Take Photoshop for instance: if you know anything about this program, you know that the number of filters available are countless. Me? I’m a novice—I make no claims to understanding the depths to which that program can tweak an image—but I commonly use something plainly called Photo Filter, which is basically like putting a different lens on a camera and seeing what happens by blocking certain color wavelengths. In layman’s terms, putting on a pair of rose-colored glasses would be like putting a pink filter on your eyeballs: it makes the world look rosier, allowing more of the rosy light in and blocking all that other, not-so-rosy garbage out. (But I won’t get too technical. For deeper study, start here.)
As an example, at the top of this page there’s a picture of my cat, Cattie (creative, I know), who is literally sleeping as I type this article… or, rather, trying to sleep, pending the disturbance that is her human taking her picture. She doesn’t look particularly happy about the interruption, but little do I care.

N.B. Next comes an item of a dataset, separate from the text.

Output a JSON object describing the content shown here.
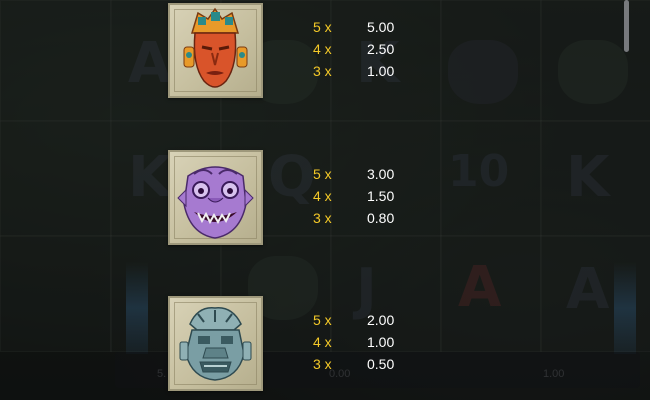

She has all the other 23 hours and 58 minutes of the day to sleep and I need her help with this article. (Side note: perhaps the cat isn’t the best example to use in an article about love. I’m not particularly fond of her, but I’m getting better at loving her more. Heck, maybe writing this article will give us something new to bond over. Maybe.)
I’m going to use different photo filters to show you how my heart sees her.
This Warming Filter shows how I feel about her when she’s all purrs and cuddles and cute little kitty antics.
A Cooling Filter shows how I feel about her when she’s being needy and annoying.
A Deep Red Filter shows how I see her when I think she’s acting like a devil: dark and brooding and just waiting to stir up trouble, a daft little thundercloud on the horizon I’m just eyeballing the suspicions out of.
But, truth is, I have a combination of filters working on my heart at any given time. I don’t know about you, but I’m never loving someone or something in ONLY ONE WAY. That’s the complex beauty of love! I love my sisters as a middle sister, but also as a friend, and as a woman respects another woman, and as a wife respects another wife, and so on.
This last image and its combination of filters shows most accurately how I feel about Cattie right now:
Not too shabby, I must say. Brighter, softer, twinkly-eyed… *sigh* It must be a good day for the cat and me.
To filter love doesn’t mean to make it less, but to make it MORE in the right ways.
Filtering this image of Cattie makes it easier for outsiders to see how I feel about her. The combinations of filters and editing tools I’ve used—Vibrance, Contrast, Brightness, Color, Film Grain, and Saturation—elicit an emotional response that is more than words can express. I may not be able to describe my emotions verbally—again, “the English language is soooo limited”—but perhaps pictures can encapsulate those feelings with 1,000 unspoken words.
And that isn’t even the start of photo expression. EchoEnduring wrote an article, “10 Photoshop Filters You Should Definitely Know”. Those 10 are: Gaussian blur, Add Noise, Clouds, Texturizer, Lens Flare, Spherize (sounds like someone’s making up words down there at Adobe), Polar Coordinates, Lighting Effects, Offset, and High Pass. Of those, I’ve only used one and have only heard of three. Like these Photoshop filters…
How many more kinds of love are there in the world that we haven’t yet defined, or even tried?
My guess: probably close to a ba-jillion.
Here’s to the continuous filtering (i.e. enhancement) of our love,
P.S. Thanks to Merriam-Webster @ http://i.word.com/idictionary/ for the help with some of the definitions used in this article.